- [WHAT YOU ARE ASKED TO DO]:
Note each line of the entries that includes "name". Then copy those lines.

- [Data about app and page elements]:

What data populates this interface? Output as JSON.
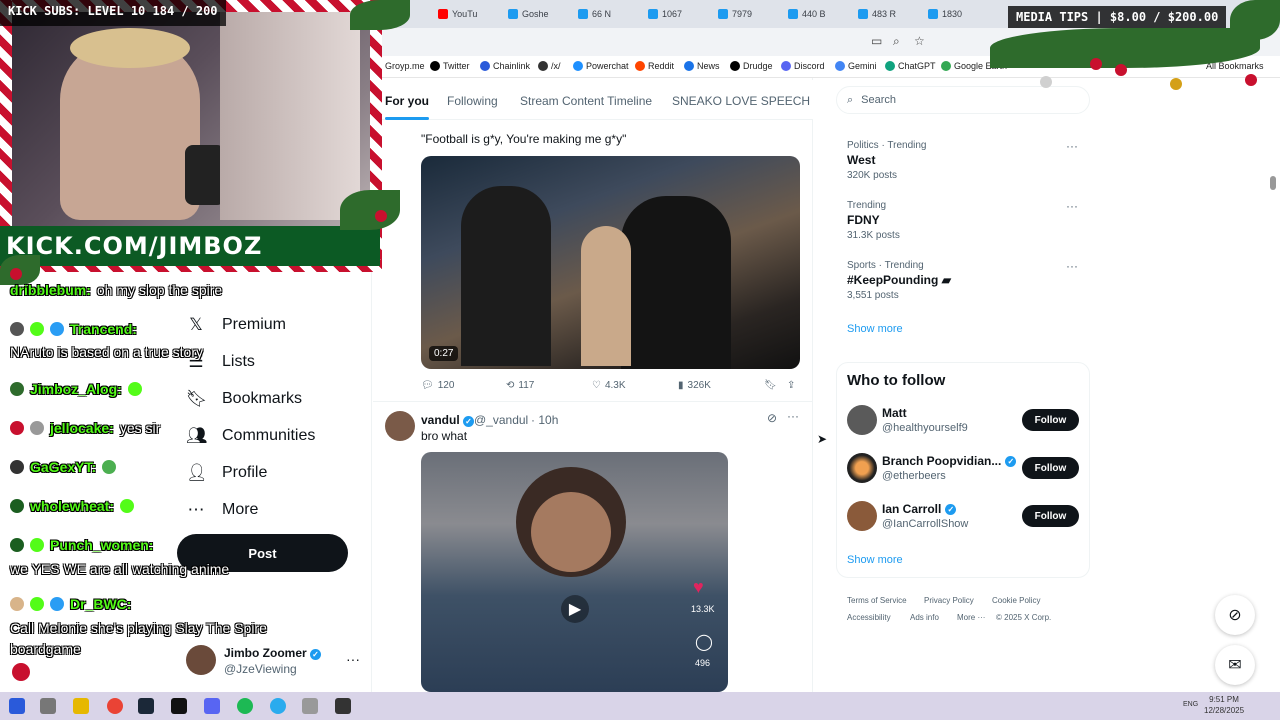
{
  "browser": {
    "tabs": [
      {
        "label": "YouTu",
        "color": "#ff0000"
      },
      {
        "label": "Goshe",
        "color": "#1d9bf0"
      },
      {
        "label": "66 N",
        "color": "#1d9bf0"
      },
      {
        "label": "1067",
        "color": "#1d9bf0"
      },
      {
        "label": "7979",
        "color": "#1d9bf0"
      },
      {
        "label": "440 B",
        "color": "#1d9bf0"
      },
      {
        "label": "483 R",
        "color": "#1d9bf0"
      },
      {
        "label": "1830",
        "color": "#1d9bf0"
      }
    ],
    "bookmarks": [
      {
        "label": "Groyp.me",
        "color": "#777777"
      },
      {
        "label": "Twitter",
        "color": "#000000"
      },
      {
        "label": "Chainlink",
        "color": "#2a5ada"
      },
      {
        "label": "/x/",
        "color": "#333333"
      },
      {
        "label": "Powerchat",
        "color": "#1e90ff"
      },
      {
        "label": "Reddit",
        "color": "#ff4500"
      },
      {
        "label": "News",
        "color": "#1a73e8"
      },
      {
        "label": "Drudge",
        "color": "#000000"
      },
      {
        "label": "Discord",
        "color": "#5865f2"
      },
      {
        "label": "Gemini",
        "color": "#4285f4"
      },
      {
        "label": "ChatGPT",
        "color": "#10a37f"
      },
      {
        "label": "Google Earth",
        "color": "#34a853"
      }
    ],
    "all_bookmarks": "All Bookmarks"
  },
  "stream": {
    "kick_subs": "KICK SUBS: LEVEL 10 184 / 200",
    "kick_url": "KICK.COM/JIMBOZ",
    "media_tips": "MEDIA TIPS | $8.00 / $200.00",
    "chat": [
      {
        "user": "dribblebum:",
        "msg": "oh my slop the spire"
      },
      {
        "user": "Trancend:",
        "msg": ""
      },
      {
        "user": "",
        "msg": "NAruto is based on a true story"
      },
      {
        "user": "Jimboz_Alog:",
        "msg": ""
      },
      {
        "user": "jellocake:",
        "msg": "yes sir"
      },
      {
        "user": "GaGexYT:",
        "msg": ""
      },
      {
        "user": "wholewheat:",
        "msg": ""
      },
      {
        "user": "Punch_women:",
        "msg": ""
      },
      {
        "user": "",
        "msg": "we YES WE are all watching anime"
      },
      {
        "user": "Dr_BWC:",
        "msg": ""
      },
      {
        "user": "",
        "msg": "Call Melonie she's playing Slay The Spire"
      },
      {
        "user": "",
        "msg": "boardgame"
      }
    ]
  },
  "nav": {
    "items": [
      {
        "label": "Premium",
        "icon": "x-logo-icon"
      },
      {
        "label": "Lists",
        "icon": "list-icon"
      },
      {
        "label": "Bookmarks",
        "icon": "bookmark-icon"
      },
      {
        "label": "Communities",
        "icon": "people-icon"
      },
      {
        "label": "Profile",
        "icon": "person-icon"
      },
      {
        "label": "More",
        "icon": "more-circle-icon"
      }
    ],
    "post": "Post",
    "account": {
      "name": "Jimbo Zoomer",
      "handle": "@JzeViewing"
    }
  },
  "feed": {
    "tabs": [
      "For you",
      "Following",
      "Stream Content Timeline",
      "SNEAKO LOVE SPEECH"
    ],
    "tweet1": {
      "text": "\"Football is g*y, You're making me g*y\"",
      "duration": "0:27",
      "replies": "120",
      "reposts": "117",
      "likes": "4.3K",
      "views": "326K"
    },
    "tweet2": {
      "name": "vandul",
      "handle": "@_vandul",
      "time": "10h",
      "text": "bro what",
      "likes": "13.3K",
      "comments": "496"
    }
  },
  "sidebar": {
    "search_placeholder": "Search",
    "trends": [
      {
        "meta": "Politics · Trending",
        "name": "West",
        "count": "320K posts"
      },
      {
        "meta": "Trending",
        "name": "FDNY",
        "count": "31.3K posts"
      },
      {
        "meta": "Sports · Trending",
        "name": "#KeepPounding",
        "count": "3,551 posts"
      }
    ],
    "show_more": "Show more",
    "who_to_follow": "Who to follow",
    "follow_suggestions": [
      {
        "name": "Matt",
        "handle": "@healthyourself9",
        "verified": false
      },
      {
        "name": "Branch Poopvidian...",
        "handle": "@etherbeers",
        "verified": true
      },
      {
        "name": "Ian Carroll",
        "handle": "@IanCarrollShow",
        "verified": true
      }
    ],
    "follow_label": "Follow",
    "show_more_2": "Show more",
    "footer": [
      "Terms of Service",
      "Privacy Policy",
      "Cookie Policy",
      "Accessibility",
      "Ads info",
      "More ···",
      "© 2025 X Corp."
    ]
  },
  "taskbar": {
    "lang": "ENG",
    "time": "9:51 PM",
    "date": "12/28/2025"
  }
}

- [SOLUTION]:
      "name": "Jimbo Zoomer",
      "name": "vandul",
        "name": "West",
        "name": "FDNY",
        "name": "#KeepPounding",
        "name": "Matt",
        "name": "Branch Poopvidian...",
        "name": "Ian Carroll",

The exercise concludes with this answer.